ACTIVITY
Copy out each line below in which the string "that" appears.
------ INFORMATION GIVEN ------
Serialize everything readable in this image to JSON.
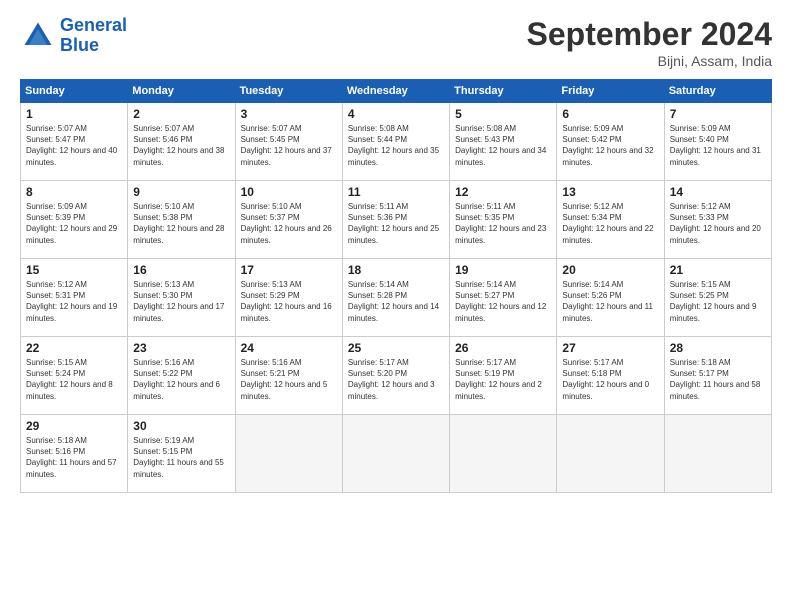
{
  "header": {
    "logo_line1": "General",
    "logo_line2": "Blue",
    "month_title": "September 2024",
    "location": "Bijni, Assam, India"
  },
  "calendar": {
    "days_of_week": [
      "Sunday",
      "Monday",
      "Tuesday",
      "Wednesday",
      "Thursday",
      "Friday",
      "Saturday"
    ],
    "weeks": [
      [
        {
          "day": "1",
          "sunrise": "5:07 AM",
          "sunset": "5:47 PM",
          "daylight": "12 hours and 40 minutes."
        },
        {
          "day": "2",
          "sunrise": "5:07 AM",
          "sunset": "5:46 PM",
          "daylight": "12 hours and 38 minutes."
        },
        {
          "day": "3",
          "sunrise": "5:07 AM",
          "sunset": "5:45 PM",
          "daylight": "12 hours and 37 minutes."
        },
        {
          "day": "4",
          "sunrise": "5:08 AM",
          "sunset": "5:44 PM",
          "daylight": "12 hours and 35 minutes."
        },
        {
          "day": "5",
          "sunrise": "5:08 AM",
          "sunset": "5:43 PM",
          "daylight": "12 hours and 34 minutes."
        },
        {
          "day": "6",
          "sunrise": "5:09 AM",
          "sunset": "5:42 PM",
          "daylight": "12 hours and 32 minutes."
        },
        {
          "day": "7",
          "sunrise": "5:09 AM",
          "sunset": "5:40 PM",
          "daylight": "12 hours and 31 minutes."
        }
      ],
      [
        {
          "day": "8",
          "sunrise": "5:09 AM",
          "sunset": "5:39 PM",
          "daylight": "12 hours and 29 minutes."
        },
        {
          "day": "9",
          "sunrise": "5:10 AM",
          "sunset": "5:38 PM",
          "daylight": "12 hours and 28 minutes."
        },
        {
          "day": "10",
          "sunrise": "5:10 AM",
          "sunset": "5:37 PM",
          "daylight": "12 hours and 26 minutes."
        },
        {
          "day": "11",
          "sunrise": "5:11 AM",
          "sunset": "5:36 PM",
          "daylight": "12 hours and 25 minutes."
        },
        {
          "day": "12",
          "sunrise": "5:11 AM",
          "sunset": "5:35 PM",
          "daylight": "12 hours and 23 minutes."
        },
        {
          "day": "13",
          "sunrise": "5:12 AM",
          "sunset": "5:34 PM",
          "daylight": "12 hours and 22 minutes."
        },
        {
          "day": "14",
          "sunrise": "5:12 AM",
          "sunset": "5:33 PM",
          "daylight": "12 hours and 20 minutes."
        }
      ],
      [
        {
          "day": "15",
          "sunrise": "5:12 AM",
          "sunset": "5:31 PM",
          "daylight": "12 hours and 19 minutes."
        },
        {
          "day": "16",
          "sunrise": "5:13 AM",
          "sunset": "5:30 PM",
          "daylight": "12 hours and 17 minutes."
        },
        {
          "day": "17",
          "sunrise": "5:13 AM",
          "sunset": "5:29 PM",
          "daylight": "12 hours and 16 minutes."
        },
        {
          "day": "18",
          "sunrise": "5:14 AM",
          "sunset": "5:28 PM",
          "daylight": "12 hours and 14 minutes."
        },
        {
          "day": "19",
          "sunrise": "5:14 AM",
          "sunset": "5:27 PM",
          "daylight": "12 hours and 12 minutes."
        },
        {
          "day": "20",
          "sunrise": "5:14 AM",
          "sunset": "5:26 PM",
          "daylight": "12 hours and 11 minutes."
        },
        {
          "day": "21",
          "sunrise": "5:15 AM",
          "sunset": "5:25 PM",
          "daylight": "12 hours and 9 minutes."
        }
      ],
      [
        {
          "day": "22",
          "sunrise": "5:15 AM",
          "sunset": "5:24 PM",
          "daylight": "12 hours and 8 minutes."
        },
        {
          "day": "23",
          "sunrise": "5:16 AM",
          "sunset": "5:22 PM",
          "daylight": "12 hours and 6 minutes."
        },
        {
          "day": "24",
          "sunrise": "5:16 AM",
          "sunset": "5:21 PM",
          "daylight": "12 hours and 5 minutes."
        },
        {
          "day": "25",
          "sunrise": "5:17 AM",
          "sunset": "5:20 PM",
          "daylight": "12 hours and 3 minutes."
        },
        {
          "day": "26",
          "sunrise": "5:17 AM",
          "sunset": "5:19 PM",
          "daylight": "12 hours and 2 minutes."
        },
        {
          "day": "27",
          "sunrise": "5:17 AM",
          "sunset": "5:18 PM",
          "daylight": "12 hours and 0 minutes."
        },
        {
          "day": "28",
          "sunrise": "5:18 AM",
          "sunset": "5:17 PM",
          "daylight": "11 hours and 58 minutes."
        }
      ],
      [
        {
          "day": "29",
          "sunrise": "5:18 AM",
          "sunset": "5:16 PM",
          "daylight": "11 hours and 57 minutes."
        },
        {
          "day": "30",
          "sunrise": "5:19 AM",
          "sunset": "5:15 PM",
          "daylight": "11 hours and 55 minutes."
        },
        null,
        null,
        null,
        null,
        null
      ]
    ]
  }
}
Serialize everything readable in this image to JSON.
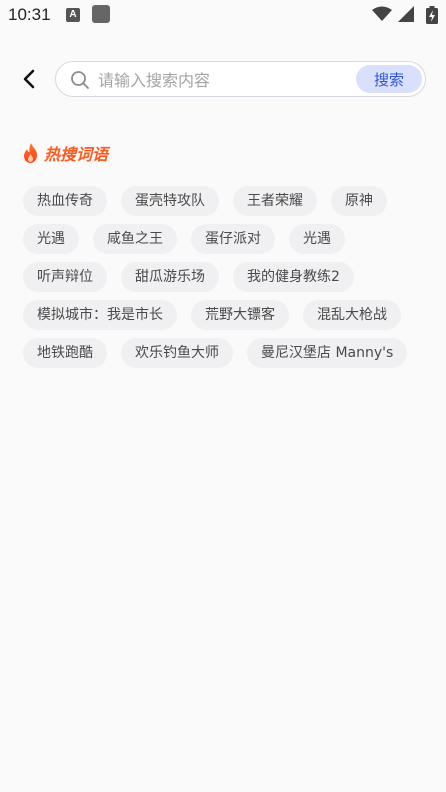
{
  "status_bar": {
    "time": "10:31",
    "notification_icon_letter": "A",
    "icons": [
      "wifi-icon",
      "signal-icon",
      "battery-charging-icon"
    ]
  },
  "search": {
    "placeholder": "请输入搜索内容",
    "value": "",
    "button_label": "搜索"
  },
  "hot": {
    "title": "热搜词语",
    "icon": "fire-icon",
    "accent_color": "#ff5a1f",
    "tags": [
      "热血传奇",
      "蛋壳特攻队",
      "王者荣耀",
      "原神",
      "光遇",
      "咸鱼之王",
      "蛋仔派对",
      "光遇",
      "听声辩位",
      "甜瓜游乐场",
      "我的健身教练2",
      "模拟城市：我是市长",
      "荒野大镖客",
      "混乱大枪战",
      "地铁跑酷",
      "欢乐钓鱼大师",
      "曼尼汉堡店 Manny's"
    ]
  },
  "colors": {
    "background": "#fafafa",
    "search_button_bg": "#d9e0fb",
    "search_button_text": "#3353d9",
    "tag_bg": "#f0f0f2"
  }
}
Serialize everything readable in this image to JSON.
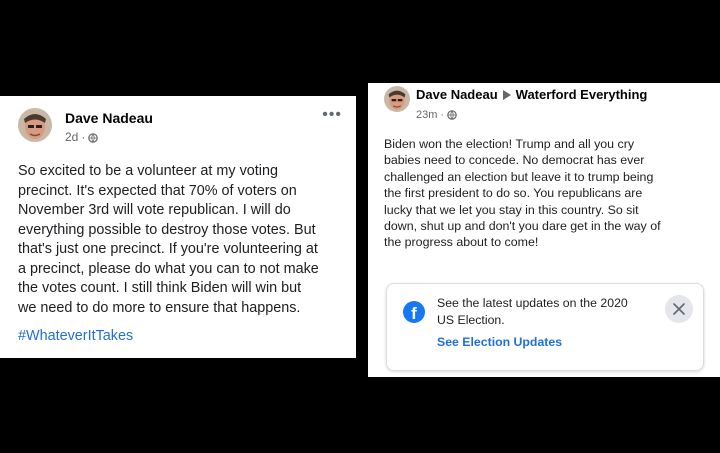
{
  "left_post": {
    "author": "Dave Nadeau",
    "time": "2d",
    "more": "•••",
    "body_lines": [
      "So excited to be a volunteer at my voting",
      "precinct. It's expected that 70% of voters on",
      "November 3rd will vote republican. I will do",
      "everything possible to destroy those votes.  But",
      "that's just one precinct. If you're volunteering at",
      "a precinct, please do what you can to not make",
      "the votes count.  I still think Biden will win but",
      "we need to do more to ensure that happens."
    ],
    "hashtag": "#WhateverItTakes"
  },
  "right_post": {
    "author": "Dave Nadeau",
    "group": "Waterford Everything",
    "time": "23m",
    "body_lines": [
      "Biden won the election!  Trump and all you cry",
      "babies need to concede. No democrat has ever",
      "challenged an election but leave it to trump being",
      "the first president to do so. You republicans are",
      "lucky that we let you stay in this country. So sit",
      "down, shut up and don't you dare get in the way of",
      "the progress about to come!"
    ],
    "election_card": {
      "text_line_1": "See the latest updates on the 2020",
      "text_line_2": "US Election.",
      "link": "See Election Updates",
      "icon_letter": "f"
    }
  },
  "colors": {
    "background": "#000000",
    "link_blue": "#216fdb",
    "facebook_blue": "#1877f2",
    "meta_gray": "#65676b"
  }
}
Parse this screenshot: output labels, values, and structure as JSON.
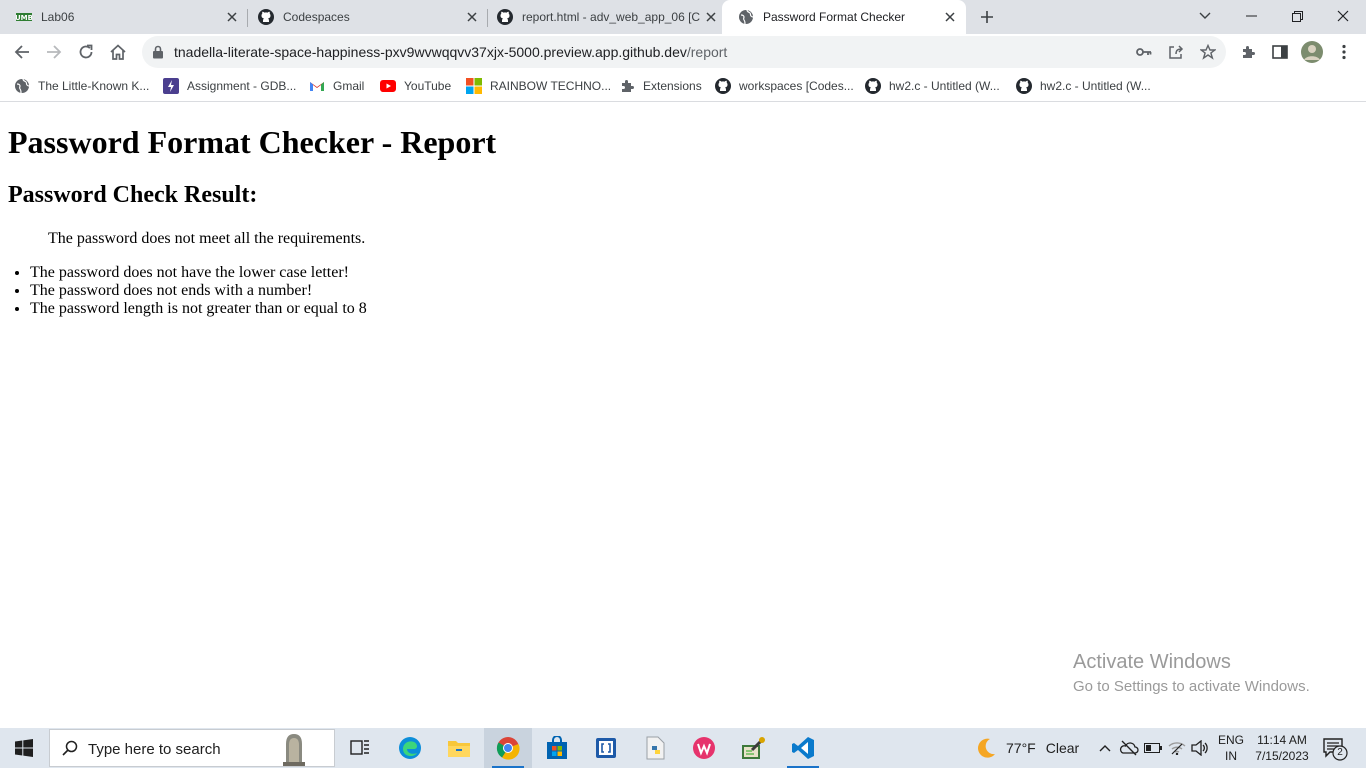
{
  "browser": {
    "tabs": [
      {
        "title": "Lab06",
        "icon": "umb-favicon"
      },
      {
        "title": "Codespaces",
        "icon": "github-icon"
      },
      {
        "title": "report.html - adv_web_app_06 [C",
        "icon": "github-icon"
      },
      {
        "title": "Password Format Checker",
        "icon": "globe-icon",
        "active": true
      }
    ],
    "url": {
      "host": "tnadella-literate-space-happiness-pxv9wvwqqvv37xjx-5000.preview.app.github.dev",
      "path": "/report"
    },
    "bookmarks": [
      {
        "label": "The Little-Known K...",
        "icon": "globe-icon"
      },
      {
        "label": "Assignment - GDB...",
        "icon": "gdb-icon"
      },
      {
        "label": "Gmail",
        "icon": "gmail-icon"
      },
      {
        "label": "YouTube",
        "icon": "youtube-icon"
      },
      {
        "label": "RAINBOW TECHNO...",
        "icon": "microsoft-icon"
      },
      {
        "label": "Extensions",
        "icon": "puzzle-icon"
      },
      {
        "label": "workspaces [Codes...",
        "icon": "github-icon"
      },
      {
        "label": "hw2.c - Untitled (W...",
        "icon": "github-icon"
      },
      {
        "label": "hw2.c - Untitled (W...",
        "icon": "github-icon"
      }
    ]
  },
  "page": {
    "title": "Password Format Checker - Report",
    "subtitle": "Password Check Result:",
    "result": "The password does not meet all the requirements.",
    "errors": [
      "The password does not have the lower case letter!",
      "The password does not ends with a number!",
      "The password length is not greater than or equal to 8"
    ]
  },
  "watermark": {
    "line1": "Activate Windows",
    "line2": "Go to Settings to activate Windows."
  },
  "taskbar": {
    "search_placeholder": "Type here to search",
    "weather": {
      "temp": "77°F",
      "condition": "Clear"
    },
    "language": {
      "line1": "ENG",
      "line2": "IN"
    },
    "clock": {
      "time": "11:14 AM",
      "date": "7/15/2023"
    },
    "notification_count": "2"
  },
  "colors": {
    "tab_strip": "#dee1e6",
    "omnibox": "#f1f3f4",
    "taskbar": "#dfe6ee",
    "vscode_blue": "#0a7acc"
  }
}
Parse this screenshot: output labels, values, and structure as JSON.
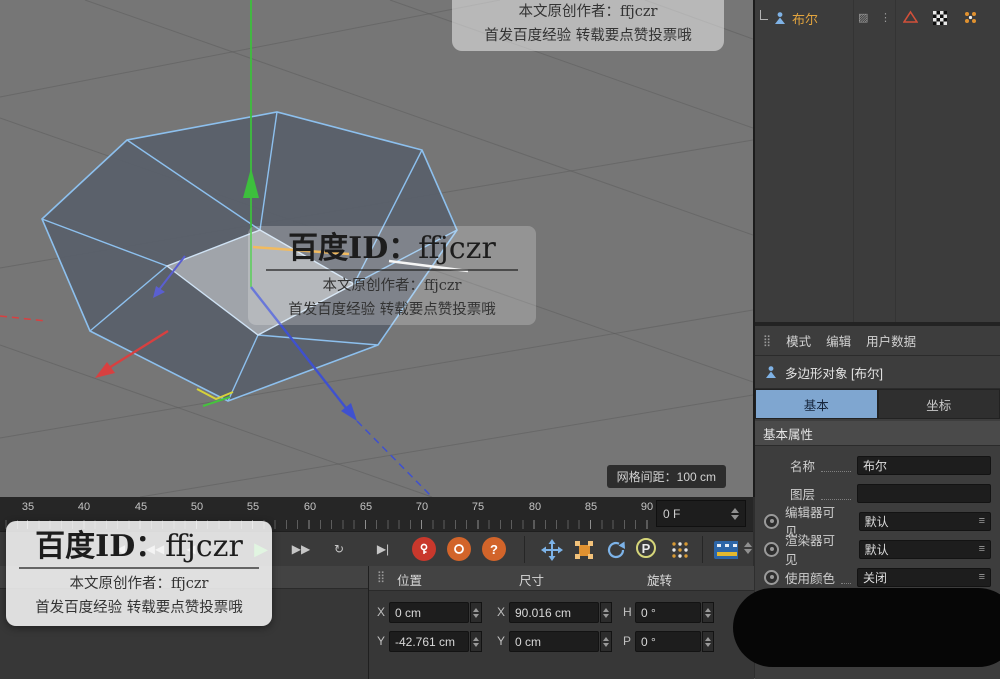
{
  "watermark": {
    "id_prefix": "百度ID：",
    "id_name": "ffjczr",
    "author_line": "本文原创作者：ffjczr",
    "promo_line": "首发百度经验 转载要点赞投票哦"
  },
  "viewport": {
    "grid_spacing_label": "网格间距：100 cm"
  },
  "timeline": {
    "ticks": [
      "35",
      "40",
      "45",
      "50",
      "55",
      "60",
      "65",
      "70",
      "75",
      "80",
      "85",
      "90"
    ],
    "frame_field_value": "0 F"
  },
  "icons": {
    "drag_handle": "⣿",
    "goto_start": "|◀",
    "previous_key": "◀◀",
    "previous_frame": "◀",
    "play": "▶",
    "next_frame": "▶▶",
    "loop": "↻",
    "goto_end": "▶|",
    "record_help": "?",
    "p_button": "P",
    "menu_lines": "≡",
    "texture_tag": "▨",
    "dots_small": "⋮"
  },
  "coordinates": {
    "position_header": "位置",
    "size_header": "尺寸",
    "rotation_header": "旋转",
    "rows": [
      {
        "pos_axis": "X",
        "pos_value": "0 cm",
        "size_axis": "X",
        "size_value": "90.016 cm",
        "rot_axis": "H",
        "rot_value": "0 °"
      },
      {
        "pos_axis": "Y",
        "pos_value": "-42.761 cm",
        "size_axis": "Y",
        "size_value": "0 cm",
        "rot_axis": "P",
        "rot_value": "0 °"
      }
    ]
  },
  "object_manager": {
    "item_label": "布尔"
  },
  "attributes": {
    "menu_mode": "模式",
    "menu_edit": "编辑",
    "menu_user_data": "用户数据",
    "object_title": "多边形对象 [布尔]",
    "tab_basic": "基本",
    "tab_coordinates": "坐标",
    "section_title": "基本属性",
    "name_label": "名称",
    "name_value": "布尔",
    "layer_label": "图层",
    "layer_value": "",
    "editor_visible_label": "编辑器可见",
    "editor_visible_value": "默认",
    "renderer_visible_label": "渲染器可见",
    "renderer_visible_value": "默认",
    "use_color_label": "使用颜色",
    "use_color_value": "关闭"
  }
}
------
TASK ANSWER
      "precinct. It's expected that 70% of voters on",
      "that's just one precinct. If you're volunteering at",
      "we need to do more to ensure that happens."
      "lucky that we let you stay in this country. So sit",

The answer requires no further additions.